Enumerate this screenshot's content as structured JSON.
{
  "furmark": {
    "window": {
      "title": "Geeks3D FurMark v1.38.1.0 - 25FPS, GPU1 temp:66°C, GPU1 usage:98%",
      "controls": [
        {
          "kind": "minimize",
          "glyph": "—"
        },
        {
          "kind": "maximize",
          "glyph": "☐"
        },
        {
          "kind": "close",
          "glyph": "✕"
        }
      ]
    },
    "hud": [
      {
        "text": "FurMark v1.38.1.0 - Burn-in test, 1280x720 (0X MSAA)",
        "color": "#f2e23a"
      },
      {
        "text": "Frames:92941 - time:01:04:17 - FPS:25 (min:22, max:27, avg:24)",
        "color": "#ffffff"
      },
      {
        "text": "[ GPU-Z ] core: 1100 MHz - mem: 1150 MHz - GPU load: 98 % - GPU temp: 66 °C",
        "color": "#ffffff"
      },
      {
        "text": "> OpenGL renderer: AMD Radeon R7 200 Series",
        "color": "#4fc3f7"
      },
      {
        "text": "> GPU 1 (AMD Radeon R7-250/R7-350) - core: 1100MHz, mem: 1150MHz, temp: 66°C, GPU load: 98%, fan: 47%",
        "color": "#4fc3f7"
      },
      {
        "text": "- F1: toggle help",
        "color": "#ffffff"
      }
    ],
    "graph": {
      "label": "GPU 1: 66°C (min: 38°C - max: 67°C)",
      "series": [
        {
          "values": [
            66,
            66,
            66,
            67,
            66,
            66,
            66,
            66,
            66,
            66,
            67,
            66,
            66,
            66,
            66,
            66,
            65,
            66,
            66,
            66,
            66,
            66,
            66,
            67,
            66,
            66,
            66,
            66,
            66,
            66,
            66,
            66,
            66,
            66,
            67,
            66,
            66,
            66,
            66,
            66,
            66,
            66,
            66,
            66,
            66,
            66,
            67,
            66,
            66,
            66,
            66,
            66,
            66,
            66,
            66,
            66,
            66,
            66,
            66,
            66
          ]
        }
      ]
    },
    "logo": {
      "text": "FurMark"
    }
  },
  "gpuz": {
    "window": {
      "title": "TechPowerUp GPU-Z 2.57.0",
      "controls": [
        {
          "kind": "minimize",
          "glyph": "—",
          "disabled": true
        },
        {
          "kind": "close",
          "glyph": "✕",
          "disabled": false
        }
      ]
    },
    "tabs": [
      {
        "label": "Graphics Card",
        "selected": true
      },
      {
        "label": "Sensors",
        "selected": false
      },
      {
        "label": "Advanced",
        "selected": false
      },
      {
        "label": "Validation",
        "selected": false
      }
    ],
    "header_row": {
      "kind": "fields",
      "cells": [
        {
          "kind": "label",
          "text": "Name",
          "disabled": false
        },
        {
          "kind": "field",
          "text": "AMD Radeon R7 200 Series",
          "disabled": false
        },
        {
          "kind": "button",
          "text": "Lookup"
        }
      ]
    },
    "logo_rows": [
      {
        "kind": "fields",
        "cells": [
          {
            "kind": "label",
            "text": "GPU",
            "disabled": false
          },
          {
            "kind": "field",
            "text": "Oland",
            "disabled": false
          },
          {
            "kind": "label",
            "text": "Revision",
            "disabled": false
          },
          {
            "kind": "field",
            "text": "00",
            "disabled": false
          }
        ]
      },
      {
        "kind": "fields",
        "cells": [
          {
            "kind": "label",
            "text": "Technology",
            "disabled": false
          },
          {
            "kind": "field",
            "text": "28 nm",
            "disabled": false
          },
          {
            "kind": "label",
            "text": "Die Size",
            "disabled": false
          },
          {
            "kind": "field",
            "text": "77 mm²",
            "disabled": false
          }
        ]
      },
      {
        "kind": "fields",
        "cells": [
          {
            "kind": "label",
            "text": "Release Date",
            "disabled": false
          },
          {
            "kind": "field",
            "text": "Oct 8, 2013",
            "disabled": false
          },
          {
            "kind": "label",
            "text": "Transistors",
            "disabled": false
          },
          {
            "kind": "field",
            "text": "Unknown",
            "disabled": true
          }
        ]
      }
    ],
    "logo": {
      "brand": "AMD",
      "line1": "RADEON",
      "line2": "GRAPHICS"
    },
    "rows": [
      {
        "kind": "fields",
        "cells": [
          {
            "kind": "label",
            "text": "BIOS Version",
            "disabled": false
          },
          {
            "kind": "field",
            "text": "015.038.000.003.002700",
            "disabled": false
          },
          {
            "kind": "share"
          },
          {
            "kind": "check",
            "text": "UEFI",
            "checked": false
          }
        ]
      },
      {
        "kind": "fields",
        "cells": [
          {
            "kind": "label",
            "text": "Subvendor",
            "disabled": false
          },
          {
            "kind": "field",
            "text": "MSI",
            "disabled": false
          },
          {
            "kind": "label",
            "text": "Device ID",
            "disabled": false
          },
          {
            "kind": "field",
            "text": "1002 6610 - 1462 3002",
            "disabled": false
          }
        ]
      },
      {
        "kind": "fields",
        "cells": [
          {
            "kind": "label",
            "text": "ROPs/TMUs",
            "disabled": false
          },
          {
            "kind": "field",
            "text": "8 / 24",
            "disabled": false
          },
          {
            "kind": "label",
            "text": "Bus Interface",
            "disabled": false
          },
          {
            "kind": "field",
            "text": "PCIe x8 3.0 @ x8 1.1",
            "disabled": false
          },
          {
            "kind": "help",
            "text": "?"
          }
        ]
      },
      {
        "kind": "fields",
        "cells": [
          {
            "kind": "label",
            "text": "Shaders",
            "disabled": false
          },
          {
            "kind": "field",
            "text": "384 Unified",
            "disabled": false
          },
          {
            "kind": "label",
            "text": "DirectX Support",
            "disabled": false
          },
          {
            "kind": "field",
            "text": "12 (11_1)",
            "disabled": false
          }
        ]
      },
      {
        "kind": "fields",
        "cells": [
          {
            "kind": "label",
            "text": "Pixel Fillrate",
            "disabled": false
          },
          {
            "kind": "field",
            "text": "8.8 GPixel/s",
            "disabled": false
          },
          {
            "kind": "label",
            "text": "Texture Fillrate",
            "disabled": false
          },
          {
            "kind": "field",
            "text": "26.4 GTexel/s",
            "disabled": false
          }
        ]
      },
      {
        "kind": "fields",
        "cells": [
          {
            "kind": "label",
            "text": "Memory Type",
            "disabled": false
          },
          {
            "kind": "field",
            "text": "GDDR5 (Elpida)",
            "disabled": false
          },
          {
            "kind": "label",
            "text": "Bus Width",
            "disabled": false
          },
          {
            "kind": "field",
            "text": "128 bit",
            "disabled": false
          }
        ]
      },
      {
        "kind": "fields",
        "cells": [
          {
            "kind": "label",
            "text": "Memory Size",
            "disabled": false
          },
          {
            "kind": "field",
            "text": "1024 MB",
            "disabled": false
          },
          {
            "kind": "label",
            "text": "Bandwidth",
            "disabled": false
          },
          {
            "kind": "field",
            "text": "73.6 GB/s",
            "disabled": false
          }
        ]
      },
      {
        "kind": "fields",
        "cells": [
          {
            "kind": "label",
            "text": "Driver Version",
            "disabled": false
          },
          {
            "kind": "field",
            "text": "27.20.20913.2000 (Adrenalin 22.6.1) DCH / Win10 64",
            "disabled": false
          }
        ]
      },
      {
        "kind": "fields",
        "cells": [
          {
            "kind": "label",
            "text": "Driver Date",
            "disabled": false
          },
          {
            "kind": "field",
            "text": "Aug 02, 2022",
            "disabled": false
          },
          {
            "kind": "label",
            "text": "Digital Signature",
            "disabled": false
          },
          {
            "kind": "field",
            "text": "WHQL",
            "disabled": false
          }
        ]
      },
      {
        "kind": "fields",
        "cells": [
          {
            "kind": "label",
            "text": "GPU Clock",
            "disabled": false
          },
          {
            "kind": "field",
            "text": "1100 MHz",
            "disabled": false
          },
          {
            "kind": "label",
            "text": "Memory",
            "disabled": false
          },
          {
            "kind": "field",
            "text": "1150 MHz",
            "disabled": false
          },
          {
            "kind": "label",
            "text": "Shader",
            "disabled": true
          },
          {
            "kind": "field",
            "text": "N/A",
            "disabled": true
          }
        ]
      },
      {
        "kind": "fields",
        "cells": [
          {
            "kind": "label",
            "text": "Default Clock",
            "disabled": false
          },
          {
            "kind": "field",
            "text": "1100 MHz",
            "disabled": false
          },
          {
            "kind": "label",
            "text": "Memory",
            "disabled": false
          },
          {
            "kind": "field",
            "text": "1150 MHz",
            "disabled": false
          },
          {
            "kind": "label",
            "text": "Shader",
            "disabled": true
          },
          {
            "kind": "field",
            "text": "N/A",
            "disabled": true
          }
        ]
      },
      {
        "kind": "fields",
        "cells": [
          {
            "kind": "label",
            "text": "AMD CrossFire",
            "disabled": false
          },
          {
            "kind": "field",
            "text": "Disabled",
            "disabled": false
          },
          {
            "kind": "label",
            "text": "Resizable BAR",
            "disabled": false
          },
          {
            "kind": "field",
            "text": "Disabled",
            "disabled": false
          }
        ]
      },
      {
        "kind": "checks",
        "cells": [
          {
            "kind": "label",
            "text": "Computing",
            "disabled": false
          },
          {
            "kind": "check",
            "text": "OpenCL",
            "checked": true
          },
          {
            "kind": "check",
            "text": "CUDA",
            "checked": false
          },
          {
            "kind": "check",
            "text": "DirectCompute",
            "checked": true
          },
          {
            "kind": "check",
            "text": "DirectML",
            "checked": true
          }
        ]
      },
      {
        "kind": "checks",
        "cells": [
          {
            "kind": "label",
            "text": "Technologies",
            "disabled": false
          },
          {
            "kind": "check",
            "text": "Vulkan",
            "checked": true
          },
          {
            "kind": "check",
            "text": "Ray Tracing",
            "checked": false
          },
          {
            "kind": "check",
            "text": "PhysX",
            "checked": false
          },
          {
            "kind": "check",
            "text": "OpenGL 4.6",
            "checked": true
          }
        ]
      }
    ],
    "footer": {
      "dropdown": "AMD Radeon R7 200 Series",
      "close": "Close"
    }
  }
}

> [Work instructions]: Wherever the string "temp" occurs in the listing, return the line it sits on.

> [Result]:
      "title": "Geeks3D FurMark v1.38.1.0 - 25FPS, GPU1 temp:66°C, GPU1 usage:98%",
        "text": "[ GPU-Z ] core: 1100 MHz - mem: 1150 MHz - GPU load: 98 % - GPU temp: 66 °C",
        "text": "> GPU 1 (AMD Radeon R7-250/R7-350) - core: 1100MHz, mem: 1150MHz, temp: 66°C, GPU load: 98%, fan: 47%",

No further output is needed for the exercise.